After a first-year graduate student’s racist experience went viral on Twitter, Silver School of Social Work sent out a statement acknowledging institutional racism at the school and describing broad measures it will take to address the issue.
Shahem Mclaurin was in Paris and asked his classmates if he could FaceTime into a class on the Washington Square campus he was going to miss. Everyone refused, with one student saying they felt more comfortable without a “black presence” in the class.
His tweet about the experience led to scrutiny of Silver’s attitude towards racial discrimination in the classroom.
Silver released a statement on Friday condemning the email sent to Mclaurin and promising to further address the issue of institutional racism within the school.
“No student should experience racism or otherwise be made to feel unwelcome here at NYU Silver,” the statement reads. “It is antithetical to our School and the social work profession.”
A petition endorsed by several student groups circulated social media, calling for a meeting among Silver affinity groups and administrators to develop solutions that address instances of racial discrimination within the school.
“We can begin to both heal our community and more effectively educate students on important, self-reflective points such as white fragility and white supremacy,” the letter said.
In the statement, Silver said they reached out to Mclaurin and the other student involved in the incident.
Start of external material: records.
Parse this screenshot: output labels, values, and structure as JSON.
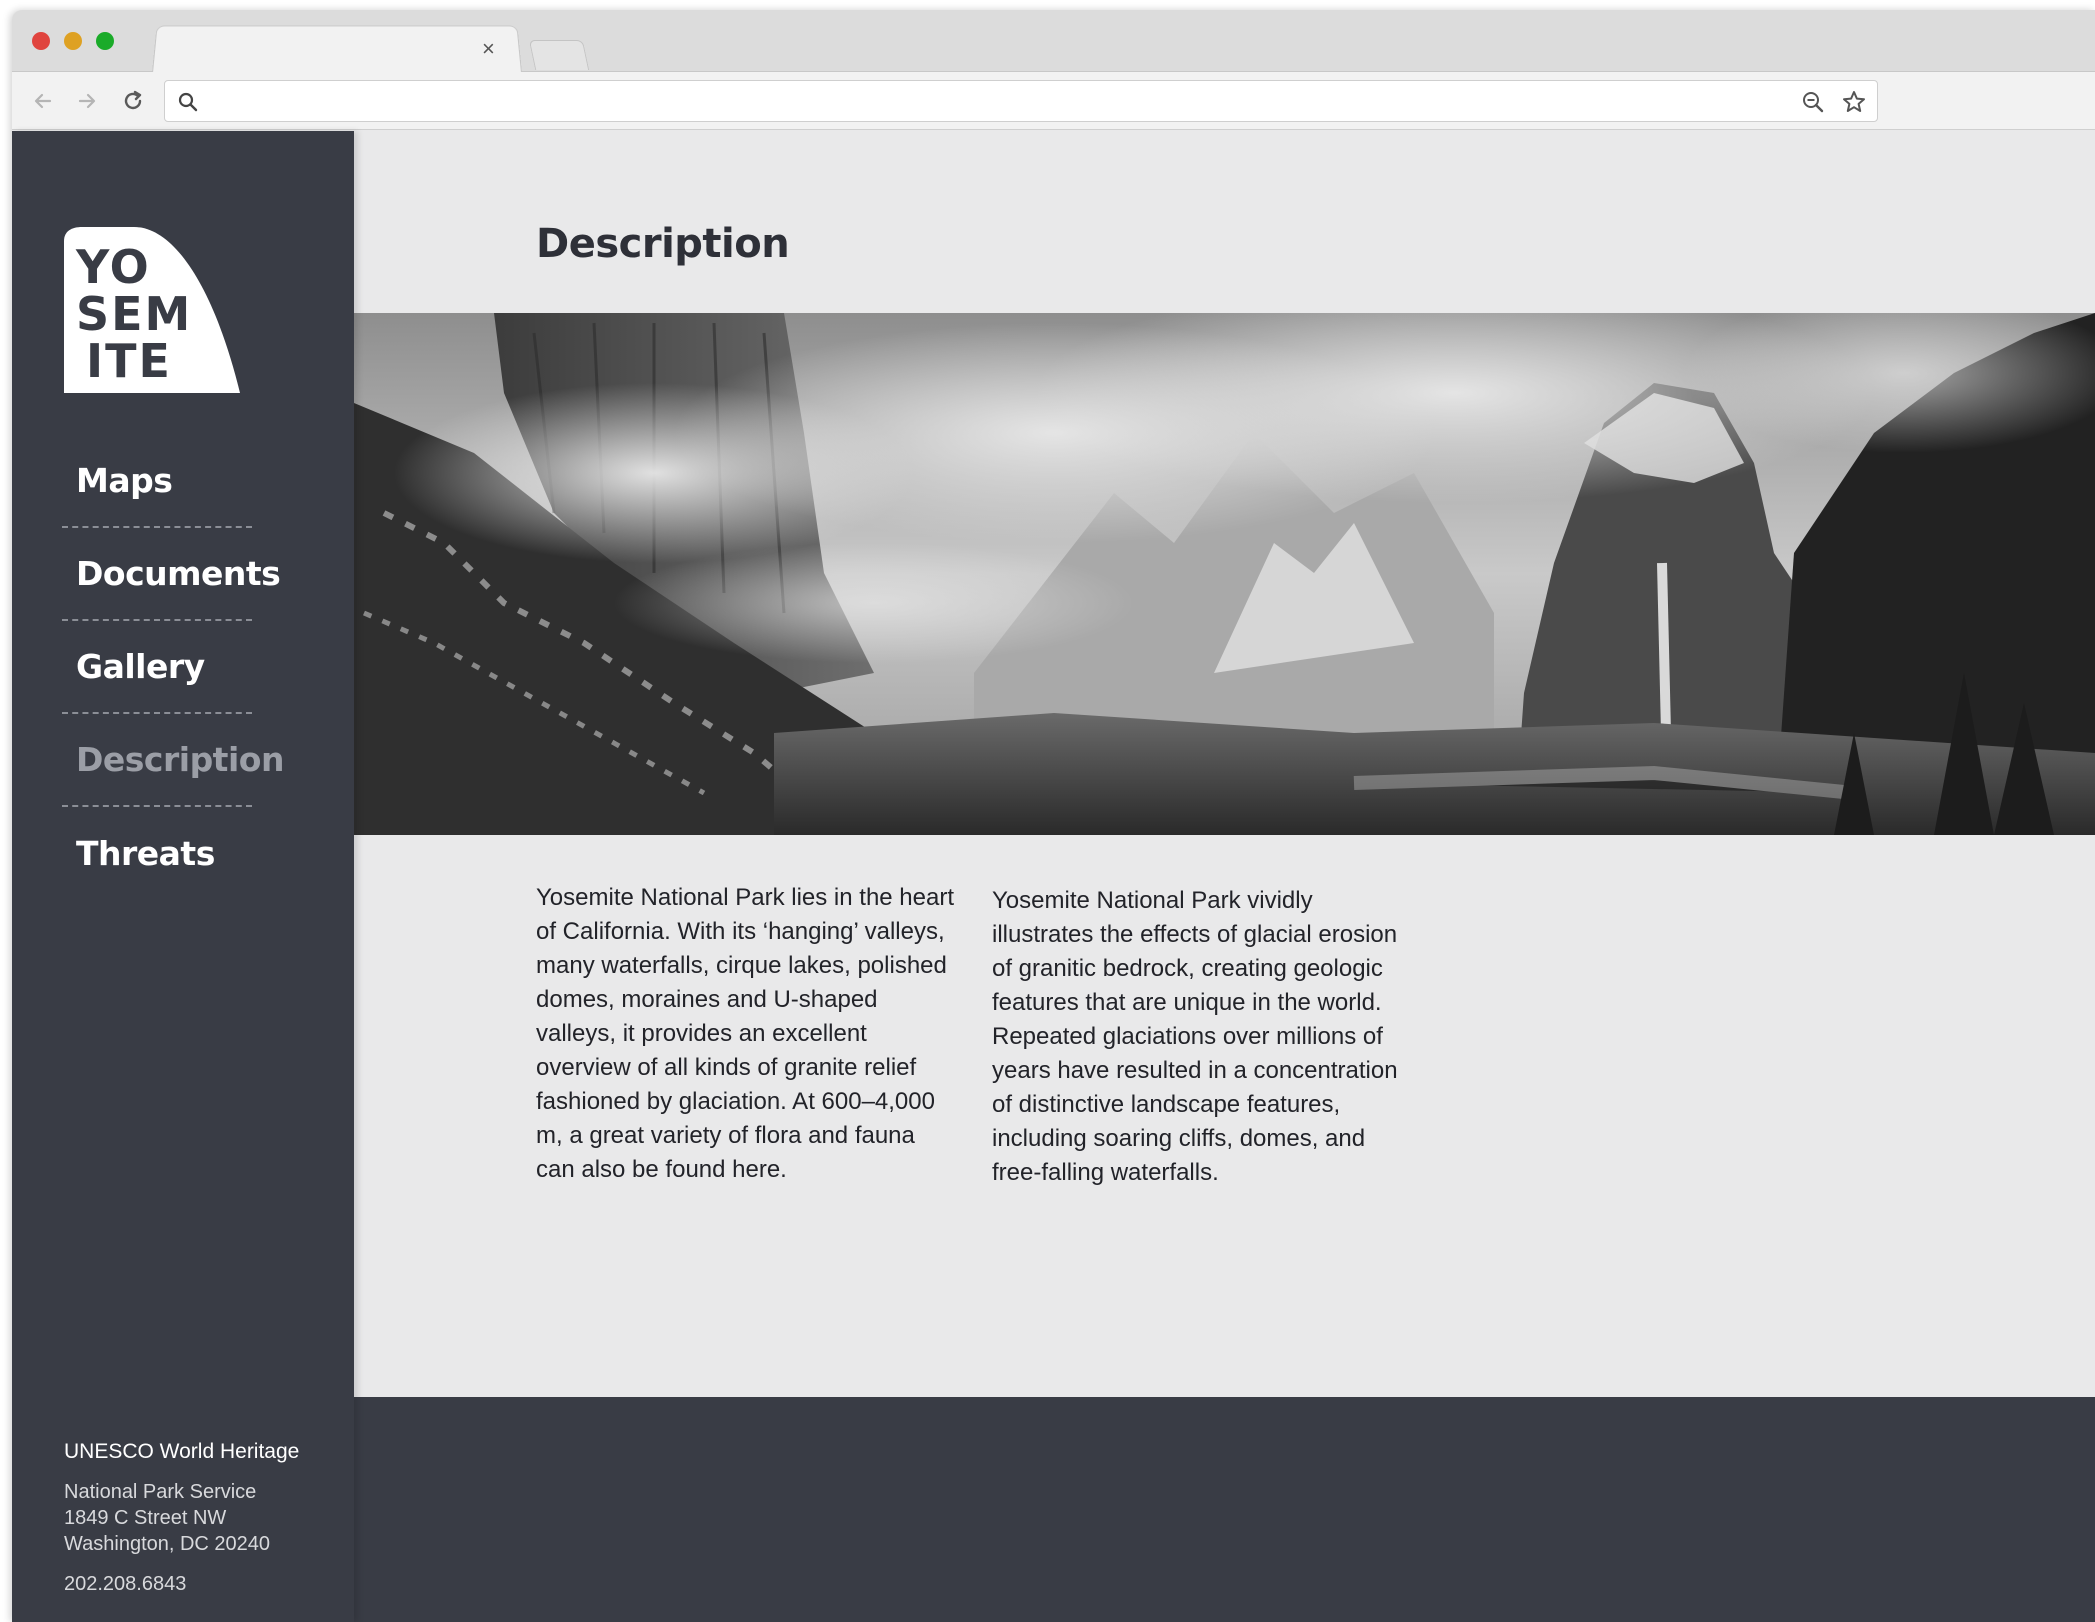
{
  "browser": {
    "tab_close_glyph": "×",
    "address_value": "",
    "address_placeholder": ""
  },
  "logo": {
    "lines": [
      "YO",
      "SEM",
      "ITE"
    ]
  },
  "sidebar": {
    "items": [
      {
        "label": "Maps",
        "active": false
      },
      {
        "label": "Documents",
        "active": false
      },
      {
        "label": "Gallery",
        "active": false
      },
      {
        "label": "Description",
        "active": true
      },
      {
        "label": "Threats",
        "active": false
      }
    ],
    "footer": {
      "org": "UNESCO World Heritage",
      "address_line1": "National Park Service",
      "address_line2": "1849 C Street NW",
      "address_line3": "Washington, DC 20240",
      "phone": "202.208.6843"
    }
  },
  "main": {
    "title": "Description",
    "paragraph_left": "Yosemite National Park lies in the heart of California. With its ‘hanging’ valleys, many waterfalls, cirque lakes, polished domes, moraines and U-shaped valleys, it provides an excellent overview of all kinds of granite relief fashioned by glaciation. At 600–4,000 m, a great variety of flora and fauna can also be found here.",
    "paragraph_right": "Yosemite National Park vividly illustrates the effects of glacial erosion of granitic bedrock, creating geologic features that are unique in the world. Repeated glaciations over millions of years have resulted in a concentration of distinctive landscape features, including soaring cliffs, domes, and free-falling waterfalls."
  },
  "colors": {
    "sidebar_bg": "#393c45",
    "page_bg": "#e9e9ea",
    "active_nav": "#9b9ea6"
  }
}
Both students have “indicated their desire to resolve issues in the class.” Silver also said that by the end of next week their social justice committee — comprised of faculty, students and staff — will update the community on progress made on support resources and initiatives for students.
The statement also references an outside consultant the school hired to help with the process.
“The School has already secured an external consultant to aid us in our work; his first visit with us will be in late February,” the statement reads.
The response seems to address many of the potential concerns of students, although Mclaurin tweeted that the initial draft was vastly different and that he helped to edit the statement.
“I corrected a lot of the information they intended to put in the press release because it was for the most part incorrect,” Mclaurin said in a tweet. “I discussed a list of changes for the program.”
Email Meghna Maharishi and Victor Porcelli at [email protected]